▶ _Task requirements_:
Copy out each line of the entries where the word "icon" is present.

▶ _Data for this exercise_:
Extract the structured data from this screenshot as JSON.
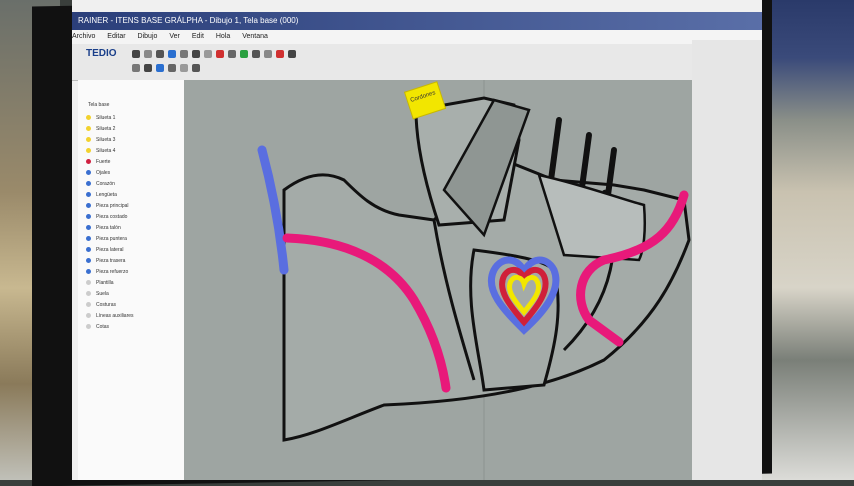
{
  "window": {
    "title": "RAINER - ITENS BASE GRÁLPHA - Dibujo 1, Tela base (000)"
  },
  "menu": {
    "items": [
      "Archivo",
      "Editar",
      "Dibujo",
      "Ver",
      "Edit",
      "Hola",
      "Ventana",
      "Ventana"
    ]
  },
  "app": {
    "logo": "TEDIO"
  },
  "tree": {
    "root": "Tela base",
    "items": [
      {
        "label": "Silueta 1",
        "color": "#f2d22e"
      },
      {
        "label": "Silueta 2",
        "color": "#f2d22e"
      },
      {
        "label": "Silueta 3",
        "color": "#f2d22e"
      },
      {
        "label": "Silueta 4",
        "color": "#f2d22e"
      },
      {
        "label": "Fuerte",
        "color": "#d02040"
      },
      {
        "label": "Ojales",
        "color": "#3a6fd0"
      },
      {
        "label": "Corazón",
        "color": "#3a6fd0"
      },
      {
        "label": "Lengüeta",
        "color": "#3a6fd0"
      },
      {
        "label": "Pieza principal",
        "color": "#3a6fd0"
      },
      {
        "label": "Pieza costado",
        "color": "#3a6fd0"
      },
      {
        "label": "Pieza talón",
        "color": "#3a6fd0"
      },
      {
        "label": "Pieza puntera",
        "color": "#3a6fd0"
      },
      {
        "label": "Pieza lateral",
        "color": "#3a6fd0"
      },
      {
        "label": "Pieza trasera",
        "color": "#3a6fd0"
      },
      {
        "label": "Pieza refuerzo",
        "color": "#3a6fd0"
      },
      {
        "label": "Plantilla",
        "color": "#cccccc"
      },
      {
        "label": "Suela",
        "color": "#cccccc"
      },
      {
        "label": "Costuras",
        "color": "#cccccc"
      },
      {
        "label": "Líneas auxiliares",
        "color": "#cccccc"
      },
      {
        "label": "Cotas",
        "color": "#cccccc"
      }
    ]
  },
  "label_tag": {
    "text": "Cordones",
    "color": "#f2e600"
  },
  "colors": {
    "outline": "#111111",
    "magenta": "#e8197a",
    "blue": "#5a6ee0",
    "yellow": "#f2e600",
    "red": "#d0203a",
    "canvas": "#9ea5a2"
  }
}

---

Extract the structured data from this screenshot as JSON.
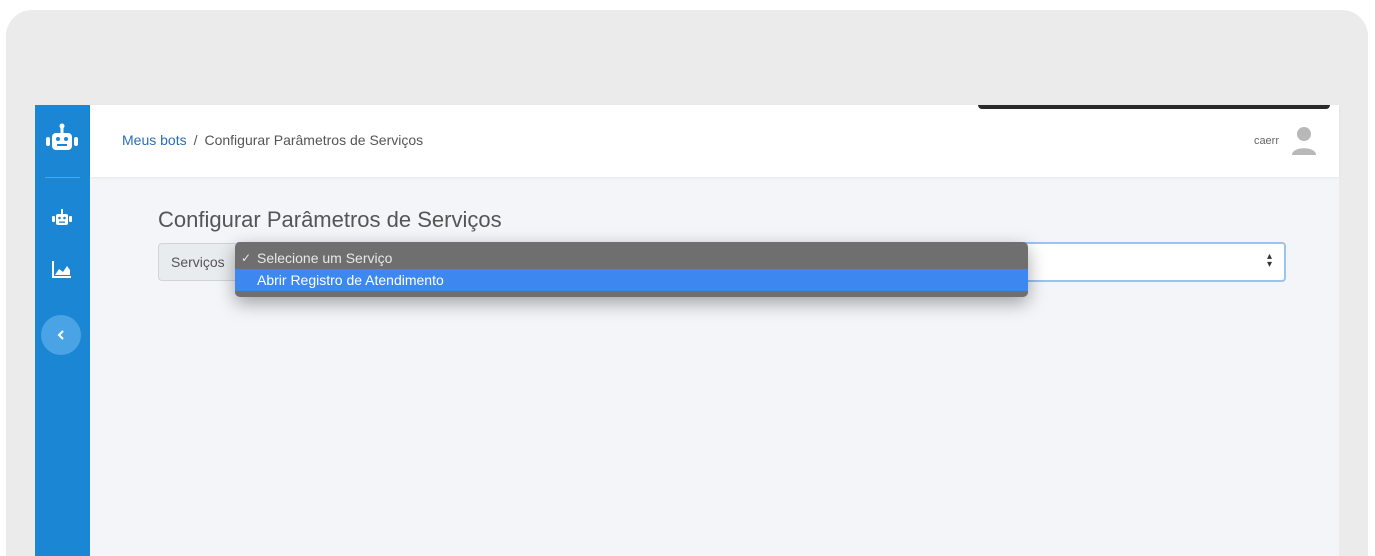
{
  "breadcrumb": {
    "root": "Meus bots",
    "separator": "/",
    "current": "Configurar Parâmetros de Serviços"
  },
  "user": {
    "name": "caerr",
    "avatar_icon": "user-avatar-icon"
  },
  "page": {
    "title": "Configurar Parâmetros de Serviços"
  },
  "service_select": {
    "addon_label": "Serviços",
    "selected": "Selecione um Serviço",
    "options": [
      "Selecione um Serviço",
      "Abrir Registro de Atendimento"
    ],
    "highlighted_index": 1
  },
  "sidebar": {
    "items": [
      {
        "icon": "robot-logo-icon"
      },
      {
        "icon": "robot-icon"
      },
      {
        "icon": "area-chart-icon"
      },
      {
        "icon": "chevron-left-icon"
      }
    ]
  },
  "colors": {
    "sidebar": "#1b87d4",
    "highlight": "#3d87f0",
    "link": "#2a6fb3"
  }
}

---

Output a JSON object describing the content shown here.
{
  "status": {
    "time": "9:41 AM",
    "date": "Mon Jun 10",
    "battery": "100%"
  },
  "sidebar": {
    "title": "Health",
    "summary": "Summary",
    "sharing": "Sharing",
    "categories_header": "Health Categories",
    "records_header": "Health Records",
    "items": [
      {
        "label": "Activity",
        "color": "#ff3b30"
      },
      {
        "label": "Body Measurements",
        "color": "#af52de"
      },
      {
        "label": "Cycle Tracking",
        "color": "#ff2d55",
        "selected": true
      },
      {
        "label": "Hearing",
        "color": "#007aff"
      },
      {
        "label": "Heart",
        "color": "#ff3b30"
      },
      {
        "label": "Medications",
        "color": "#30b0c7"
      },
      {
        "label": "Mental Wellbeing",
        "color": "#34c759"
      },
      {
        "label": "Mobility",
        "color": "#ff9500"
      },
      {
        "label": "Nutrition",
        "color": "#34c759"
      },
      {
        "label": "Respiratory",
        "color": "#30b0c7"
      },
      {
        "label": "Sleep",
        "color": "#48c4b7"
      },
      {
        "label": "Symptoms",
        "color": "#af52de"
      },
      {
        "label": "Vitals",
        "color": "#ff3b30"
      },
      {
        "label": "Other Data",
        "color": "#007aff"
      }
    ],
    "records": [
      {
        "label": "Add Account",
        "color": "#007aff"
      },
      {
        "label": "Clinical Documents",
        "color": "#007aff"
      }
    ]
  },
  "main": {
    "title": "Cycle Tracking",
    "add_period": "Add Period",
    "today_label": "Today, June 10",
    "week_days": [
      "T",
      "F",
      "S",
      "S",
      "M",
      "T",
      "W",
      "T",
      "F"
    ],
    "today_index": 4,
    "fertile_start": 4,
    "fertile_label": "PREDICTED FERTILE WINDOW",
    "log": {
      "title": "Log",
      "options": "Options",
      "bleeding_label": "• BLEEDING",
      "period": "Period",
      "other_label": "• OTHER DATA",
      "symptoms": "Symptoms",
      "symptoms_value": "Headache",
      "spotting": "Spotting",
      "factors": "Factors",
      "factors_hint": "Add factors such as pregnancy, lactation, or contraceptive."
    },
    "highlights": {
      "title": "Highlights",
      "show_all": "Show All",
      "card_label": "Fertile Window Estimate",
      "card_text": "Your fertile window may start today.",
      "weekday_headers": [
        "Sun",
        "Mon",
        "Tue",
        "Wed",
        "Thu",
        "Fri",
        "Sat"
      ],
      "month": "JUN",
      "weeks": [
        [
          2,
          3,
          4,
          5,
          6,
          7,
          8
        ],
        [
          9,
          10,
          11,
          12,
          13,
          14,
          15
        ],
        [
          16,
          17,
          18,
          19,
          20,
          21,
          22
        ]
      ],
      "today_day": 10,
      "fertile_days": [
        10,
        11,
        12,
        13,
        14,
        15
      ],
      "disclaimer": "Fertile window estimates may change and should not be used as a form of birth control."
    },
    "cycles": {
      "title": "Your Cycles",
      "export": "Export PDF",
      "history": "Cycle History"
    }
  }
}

▶ _Written response_:
    "avatar_icon": "user-avatar-icon"
        "icon": "robot-logo-icon"
        "icon": "robot-icon"
        "icon": "area-chart-icon"
        "icon": "chevron-left-icon"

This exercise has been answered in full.